Data to process below:

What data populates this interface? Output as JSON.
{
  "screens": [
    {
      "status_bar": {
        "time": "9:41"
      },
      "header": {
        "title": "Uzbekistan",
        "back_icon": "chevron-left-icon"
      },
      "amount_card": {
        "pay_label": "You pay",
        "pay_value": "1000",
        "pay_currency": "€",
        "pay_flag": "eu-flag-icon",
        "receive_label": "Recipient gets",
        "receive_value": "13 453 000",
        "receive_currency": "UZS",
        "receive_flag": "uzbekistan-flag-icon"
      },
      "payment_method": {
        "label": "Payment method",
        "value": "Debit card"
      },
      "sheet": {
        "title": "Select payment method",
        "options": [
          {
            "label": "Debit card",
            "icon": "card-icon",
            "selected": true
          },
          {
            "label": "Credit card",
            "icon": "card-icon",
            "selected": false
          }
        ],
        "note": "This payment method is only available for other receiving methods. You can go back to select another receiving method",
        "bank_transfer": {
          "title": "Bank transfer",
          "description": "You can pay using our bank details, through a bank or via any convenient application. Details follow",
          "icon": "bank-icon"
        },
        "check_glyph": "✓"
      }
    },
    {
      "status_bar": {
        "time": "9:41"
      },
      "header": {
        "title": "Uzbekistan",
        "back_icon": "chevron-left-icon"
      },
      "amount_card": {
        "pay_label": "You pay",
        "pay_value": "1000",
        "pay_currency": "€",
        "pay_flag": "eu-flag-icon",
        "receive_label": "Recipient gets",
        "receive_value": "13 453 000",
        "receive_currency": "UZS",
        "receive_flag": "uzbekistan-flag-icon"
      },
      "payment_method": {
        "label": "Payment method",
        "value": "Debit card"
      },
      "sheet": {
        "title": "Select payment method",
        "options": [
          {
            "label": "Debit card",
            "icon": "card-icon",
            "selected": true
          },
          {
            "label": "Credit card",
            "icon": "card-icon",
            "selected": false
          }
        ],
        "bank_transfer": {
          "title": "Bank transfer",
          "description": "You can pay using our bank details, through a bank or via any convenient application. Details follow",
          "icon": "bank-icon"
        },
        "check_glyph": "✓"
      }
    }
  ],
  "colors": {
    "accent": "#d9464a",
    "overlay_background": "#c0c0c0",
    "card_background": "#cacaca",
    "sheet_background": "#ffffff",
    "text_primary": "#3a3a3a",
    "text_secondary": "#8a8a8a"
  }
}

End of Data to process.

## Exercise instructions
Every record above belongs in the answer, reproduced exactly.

## The completed task
What data populates this interface? Output as JSON.
{
  "screens": [
    {
      "status_bar": {
        "time": "9:41"
      },
      "header": {
        "title": "Uzbekistan",
        "back_icon": "chevron-left-icon"
      },
      "amount_card": {
        "pay_label": "You pay",
        "pay_value": "1000",
        "pay_currency": "€",
        "pay_flag": "eu-flag-icon",
        "receive_label": "Recipient gets",
        "receive_value": "13 453 000",
        "receive_currency": "UZS",
        "receive_flag": "uzbekistan-flag-icon"
      },
      "payment_method": {
        "label": "Payment method",
        "value": "Debit card"
      },
      "sheet": {
        "title": "Select payment method",
        "options": [
          {
            "label": "Debit card",
            "icon": "card-icon",
            "selected": true
          },
          {
            "label": "Credit card",
            "icon": "card-icon",
            "selected": false
          }
        ],
        "note": "This payment method is only available for other receiving methods. You can go back to select another receiving method",
        "bank_transfer": {
          "title": "Bank transfer",
          "description": "You can pay using our bank details, through a bank or via any convenient application. Details follow",
          "icon": "bank-icon"
        },
        "check_glyph": "✓"
      }
    },
    {
      "status_bar": {
        "time": "9:41"
      },
      "header": {
        "title": "Uzbekistan",
        "back_icon": "chevron-left-icon"
      },
      "amount_card": {
        "pay_label": "You pay",
        "pay_value": "1000",
        "pay_currency": "€",
        "pay_flag": "eu-flag-icon",
        "receive_label": "Recipient gets",
        "receive_value": "13 453 000",
        "receive_currency": "UZS",
        "receive_flag": "uzbekistan-flag-icon"
      },
      "payment_method": {
        "label": "Payment method",
        "value": "Debit card"
      },
      "sheet": {
        "title": "Select payment method",
        "options": [
          {
            "label": "Debit card",
            "icon": "card-icon",
            "selected": true
          },
          {
            "label": "Credit card",
            "icon": "card-icon",
            "selected": false
          }
        ],
        "bank_transfer": {
          "title": "Bank transfer",
          "description": "You can pay using our bank details, through a bank or via any convenient application. Details follow",
          "icon": "bank-icon"
        },
        "check_glyph": "✓"
      }
    }
  ],
  "colors": {
    "accent": "#d9464a",
    "overlay_background": "#c0c0c0",
    "card_background": "#cacaca",
    "sheet_background": "#ffffff",
    "text_primary": "#3a3a3a",
    "text_secondary": "#8a8a8a"
  }
}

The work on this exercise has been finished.